Evidence of statements made to Mr. Thomas concerning the condition of the pins on the buck-arm of the angle pole was proper to show the defendant's knowledge of the unsafe condition of its line. Thomas was its agent in general charge of its power system, and notice to him of a defective construction had a direct bearing on the issue of negligence in maintenance. Similarly, it was proper to show what he had said in response to such statements. Declarations or admissions against interest by a party, or his authorized agent, may be given in evidence, and it is not necessary to lay a foundation for such declarations by asking the preliminary questions appropriate to an attempt to impeach a witness by proof of contradictory statements made at another time.

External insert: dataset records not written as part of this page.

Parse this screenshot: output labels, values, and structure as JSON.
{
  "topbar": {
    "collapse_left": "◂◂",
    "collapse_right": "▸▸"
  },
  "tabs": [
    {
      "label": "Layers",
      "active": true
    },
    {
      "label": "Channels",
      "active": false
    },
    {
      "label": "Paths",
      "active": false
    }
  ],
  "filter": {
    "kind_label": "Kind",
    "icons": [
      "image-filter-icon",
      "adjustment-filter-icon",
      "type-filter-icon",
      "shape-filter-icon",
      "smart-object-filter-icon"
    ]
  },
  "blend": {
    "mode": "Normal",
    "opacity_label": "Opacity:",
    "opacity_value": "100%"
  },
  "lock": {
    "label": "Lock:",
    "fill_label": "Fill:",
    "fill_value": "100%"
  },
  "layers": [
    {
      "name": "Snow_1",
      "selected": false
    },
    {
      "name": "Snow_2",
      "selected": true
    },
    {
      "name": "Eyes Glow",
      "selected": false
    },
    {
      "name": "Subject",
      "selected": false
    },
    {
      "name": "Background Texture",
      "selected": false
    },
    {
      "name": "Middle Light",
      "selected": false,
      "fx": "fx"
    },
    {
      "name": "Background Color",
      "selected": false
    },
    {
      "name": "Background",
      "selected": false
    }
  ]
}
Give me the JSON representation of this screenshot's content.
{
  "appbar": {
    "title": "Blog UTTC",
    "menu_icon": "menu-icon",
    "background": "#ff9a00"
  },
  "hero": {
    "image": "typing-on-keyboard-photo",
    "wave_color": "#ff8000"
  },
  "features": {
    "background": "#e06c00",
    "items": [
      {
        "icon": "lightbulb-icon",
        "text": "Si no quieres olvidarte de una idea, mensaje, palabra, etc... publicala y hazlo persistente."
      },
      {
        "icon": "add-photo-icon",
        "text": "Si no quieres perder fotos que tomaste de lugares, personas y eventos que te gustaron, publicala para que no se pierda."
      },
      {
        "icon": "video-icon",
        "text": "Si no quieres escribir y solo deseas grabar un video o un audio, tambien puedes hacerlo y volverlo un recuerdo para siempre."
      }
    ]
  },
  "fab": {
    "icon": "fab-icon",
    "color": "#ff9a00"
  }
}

So far as these matters were gone into in questioning Thomas himself, they were legitimate cross-examination.
There was no error in permitting the witness Schuster to testify to the amount Diller had been earning in his business. The extent of his income was certainly relevant, and the witness had testified that he was familiar with Diller's business affairs. His testimony was, it is true, weakened on cross-examination, but this did not affect the admissibility of what he had already stated.
Witness Kibby was not allowed to testify whether the line was of standard construction. But since he subsequently stated that he had not observed the line so as to be able to say whether the construction was or was not proper, it is plain that the ruling, if erroneous, was not prejudicial.
The witnesses who were allowed to state their opinions regarding the construction of the line testified in a manner which fully authorized the court to conclude that they were qualified to give expert evidence.
The other assignments of error in regard to evidence are either trivial in themselves, or are rendered unimportant by the nature of the answers to the special interrogatories.
The motion for a new trial was based in part upon alleged misconduct of the jury. So far as this point is concerned, it is sufficient to say that the material averments of the affidavits relied on by the defendant were contradicted by the counter-affidavits offered by the plaintiffs. Under these circumstances, the action of the trial court in denying the motion must, of course, be upheld.
The judgment and the order appealed from are affirmed.
Shaw, J., and Angellotti, J., concurred.
Hearing in Bank denied.